=== Source material ===
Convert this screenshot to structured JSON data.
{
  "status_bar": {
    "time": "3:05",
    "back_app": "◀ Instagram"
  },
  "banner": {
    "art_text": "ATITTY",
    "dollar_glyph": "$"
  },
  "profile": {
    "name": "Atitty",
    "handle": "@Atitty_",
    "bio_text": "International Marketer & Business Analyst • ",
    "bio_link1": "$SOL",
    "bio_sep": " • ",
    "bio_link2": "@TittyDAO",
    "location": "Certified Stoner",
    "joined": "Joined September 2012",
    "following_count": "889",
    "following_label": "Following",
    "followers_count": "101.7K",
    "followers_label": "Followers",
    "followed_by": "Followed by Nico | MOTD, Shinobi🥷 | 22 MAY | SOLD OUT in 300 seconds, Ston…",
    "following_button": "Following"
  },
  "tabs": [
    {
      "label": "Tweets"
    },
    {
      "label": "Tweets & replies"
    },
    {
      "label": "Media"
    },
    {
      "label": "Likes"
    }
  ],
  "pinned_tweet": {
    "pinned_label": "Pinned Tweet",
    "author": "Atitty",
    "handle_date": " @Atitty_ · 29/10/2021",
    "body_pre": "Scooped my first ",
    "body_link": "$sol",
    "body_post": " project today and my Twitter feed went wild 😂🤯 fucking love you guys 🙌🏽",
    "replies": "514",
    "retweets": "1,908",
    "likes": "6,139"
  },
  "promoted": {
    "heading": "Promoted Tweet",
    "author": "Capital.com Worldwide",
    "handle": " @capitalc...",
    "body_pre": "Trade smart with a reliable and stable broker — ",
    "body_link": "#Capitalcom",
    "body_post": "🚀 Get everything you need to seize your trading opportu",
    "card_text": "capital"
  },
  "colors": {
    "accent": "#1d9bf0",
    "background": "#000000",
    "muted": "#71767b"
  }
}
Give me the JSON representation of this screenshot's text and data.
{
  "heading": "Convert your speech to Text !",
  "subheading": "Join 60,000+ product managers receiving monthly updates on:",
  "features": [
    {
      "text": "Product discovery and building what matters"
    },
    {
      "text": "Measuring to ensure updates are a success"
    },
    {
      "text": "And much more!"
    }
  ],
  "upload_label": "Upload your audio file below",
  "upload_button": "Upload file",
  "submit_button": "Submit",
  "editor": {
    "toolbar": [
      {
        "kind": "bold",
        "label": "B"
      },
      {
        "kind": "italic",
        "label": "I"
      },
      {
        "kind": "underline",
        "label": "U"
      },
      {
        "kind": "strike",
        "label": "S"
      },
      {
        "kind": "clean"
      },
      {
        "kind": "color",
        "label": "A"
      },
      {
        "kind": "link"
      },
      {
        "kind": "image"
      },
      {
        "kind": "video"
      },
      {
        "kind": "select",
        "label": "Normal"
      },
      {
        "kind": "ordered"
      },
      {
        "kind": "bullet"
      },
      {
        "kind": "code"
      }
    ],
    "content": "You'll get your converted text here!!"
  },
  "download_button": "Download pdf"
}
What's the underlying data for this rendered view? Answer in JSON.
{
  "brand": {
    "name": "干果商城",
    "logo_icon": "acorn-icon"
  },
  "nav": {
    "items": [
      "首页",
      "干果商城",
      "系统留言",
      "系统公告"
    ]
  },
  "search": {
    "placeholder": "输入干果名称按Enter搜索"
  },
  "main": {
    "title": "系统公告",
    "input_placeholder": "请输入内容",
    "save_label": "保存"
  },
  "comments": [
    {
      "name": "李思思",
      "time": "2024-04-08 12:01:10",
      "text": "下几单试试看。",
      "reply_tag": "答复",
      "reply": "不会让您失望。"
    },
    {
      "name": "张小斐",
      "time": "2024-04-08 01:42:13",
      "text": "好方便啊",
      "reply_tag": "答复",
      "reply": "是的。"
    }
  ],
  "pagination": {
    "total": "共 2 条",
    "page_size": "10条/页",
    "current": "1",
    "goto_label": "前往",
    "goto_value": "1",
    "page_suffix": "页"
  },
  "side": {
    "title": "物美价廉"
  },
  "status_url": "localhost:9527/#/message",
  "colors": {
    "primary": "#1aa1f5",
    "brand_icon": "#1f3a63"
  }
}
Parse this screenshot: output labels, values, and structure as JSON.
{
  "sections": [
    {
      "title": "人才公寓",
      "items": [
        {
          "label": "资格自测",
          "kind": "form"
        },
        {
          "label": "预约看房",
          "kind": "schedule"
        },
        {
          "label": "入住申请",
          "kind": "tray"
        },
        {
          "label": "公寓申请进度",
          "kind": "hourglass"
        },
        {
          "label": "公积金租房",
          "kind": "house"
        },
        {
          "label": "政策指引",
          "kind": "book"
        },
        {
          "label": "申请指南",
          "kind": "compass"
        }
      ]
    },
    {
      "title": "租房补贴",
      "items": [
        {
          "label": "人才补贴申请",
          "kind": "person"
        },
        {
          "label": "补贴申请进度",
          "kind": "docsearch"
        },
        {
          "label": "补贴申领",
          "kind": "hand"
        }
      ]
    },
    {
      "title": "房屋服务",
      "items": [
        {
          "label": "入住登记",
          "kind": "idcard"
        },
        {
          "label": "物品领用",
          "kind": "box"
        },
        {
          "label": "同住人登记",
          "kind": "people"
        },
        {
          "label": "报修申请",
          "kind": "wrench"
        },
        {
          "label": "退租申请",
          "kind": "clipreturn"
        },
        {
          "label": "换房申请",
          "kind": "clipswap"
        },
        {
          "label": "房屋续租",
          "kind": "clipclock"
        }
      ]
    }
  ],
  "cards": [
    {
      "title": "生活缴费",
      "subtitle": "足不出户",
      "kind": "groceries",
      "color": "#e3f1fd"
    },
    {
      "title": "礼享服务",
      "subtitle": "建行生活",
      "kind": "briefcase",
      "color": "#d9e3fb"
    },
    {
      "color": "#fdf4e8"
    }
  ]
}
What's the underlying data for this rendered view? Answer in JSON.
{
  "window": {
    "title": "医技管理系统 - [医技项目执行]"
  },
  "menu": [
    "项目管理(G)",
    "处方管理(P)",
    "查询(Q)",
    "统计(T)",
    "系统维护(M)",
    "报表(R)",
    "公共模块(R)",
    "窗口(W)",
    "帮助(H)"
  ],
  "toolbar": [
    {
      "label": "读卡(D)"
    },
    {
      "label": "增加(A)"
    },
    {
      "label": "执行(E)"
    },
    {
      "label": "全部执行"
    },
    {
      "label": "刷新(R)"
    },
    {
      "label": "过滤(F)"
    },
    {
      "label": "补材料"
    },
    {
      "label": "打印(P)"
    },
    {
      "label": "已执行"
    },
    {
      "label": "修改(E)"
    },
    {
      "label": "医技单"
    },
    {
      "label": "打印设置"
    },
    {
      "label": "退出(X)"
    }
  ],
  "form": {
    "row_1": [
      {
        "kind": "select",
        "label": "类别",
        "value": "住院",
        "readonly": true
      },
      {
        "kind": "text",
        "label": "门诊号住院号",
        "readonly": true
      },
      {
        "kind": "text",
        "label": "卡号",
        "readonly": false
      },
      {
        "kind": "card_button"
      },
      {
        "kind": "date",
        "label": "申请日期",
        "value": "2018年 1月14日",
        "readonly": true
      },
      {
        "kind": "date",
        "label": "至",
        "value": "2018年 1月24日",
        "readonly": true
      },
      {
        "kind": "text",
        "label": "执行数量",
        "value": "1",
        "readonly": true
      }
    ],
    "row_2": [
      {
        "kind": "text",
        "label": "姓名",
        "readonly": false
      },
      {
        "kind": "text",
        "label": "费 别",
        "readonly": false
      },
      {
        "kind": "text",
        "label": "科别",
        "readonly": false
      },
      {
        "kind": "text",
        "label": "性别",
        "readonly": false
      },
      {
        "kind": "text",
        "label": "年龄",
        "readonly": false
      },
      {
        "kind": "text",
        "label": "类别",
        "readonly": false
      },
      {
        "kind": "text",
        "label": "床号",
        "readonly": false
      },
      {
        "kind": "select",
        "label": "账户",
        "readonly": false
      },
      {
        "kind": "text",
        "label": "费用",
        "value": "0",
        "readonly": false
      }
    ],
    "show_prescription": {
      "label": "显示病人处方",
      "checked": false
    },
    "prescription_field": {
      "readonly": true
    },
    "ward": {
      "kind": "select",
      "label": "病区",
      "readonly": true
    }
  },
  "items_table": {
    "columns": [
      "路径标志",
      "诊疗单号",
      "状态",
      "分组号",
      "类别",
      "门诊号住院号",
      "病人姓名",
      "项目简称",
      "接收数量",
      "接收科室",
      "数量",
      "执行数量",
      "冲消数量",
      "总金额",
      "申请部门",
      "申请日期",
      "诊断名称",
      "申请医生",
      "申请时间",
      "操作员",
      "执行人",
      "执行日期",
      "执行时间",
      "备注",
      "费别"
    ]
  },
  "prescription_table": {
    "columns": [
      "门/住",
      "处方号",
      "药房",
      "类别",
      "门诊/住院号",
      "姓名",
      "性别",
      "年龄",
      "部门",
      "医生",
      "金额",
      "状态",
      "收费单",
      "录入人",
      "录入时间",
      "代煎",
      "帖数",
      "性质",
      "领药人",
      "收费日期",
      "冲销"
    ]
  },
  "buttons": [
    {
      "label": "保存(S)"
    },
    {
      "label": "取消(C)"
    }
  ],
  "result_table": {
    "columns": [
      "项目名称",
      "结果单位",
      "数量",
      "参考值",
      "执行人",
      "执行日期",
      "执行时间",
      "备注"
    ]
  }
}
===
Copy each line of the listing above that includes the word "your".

• **Written solution**
    "body_post": "🚀 Get everything you need to seize your trading opportu",
  "heading": "Convert your speech to Text !",
  "upload_label": "Upload your audio file below",
    "content": "You'll get your converted text here!!"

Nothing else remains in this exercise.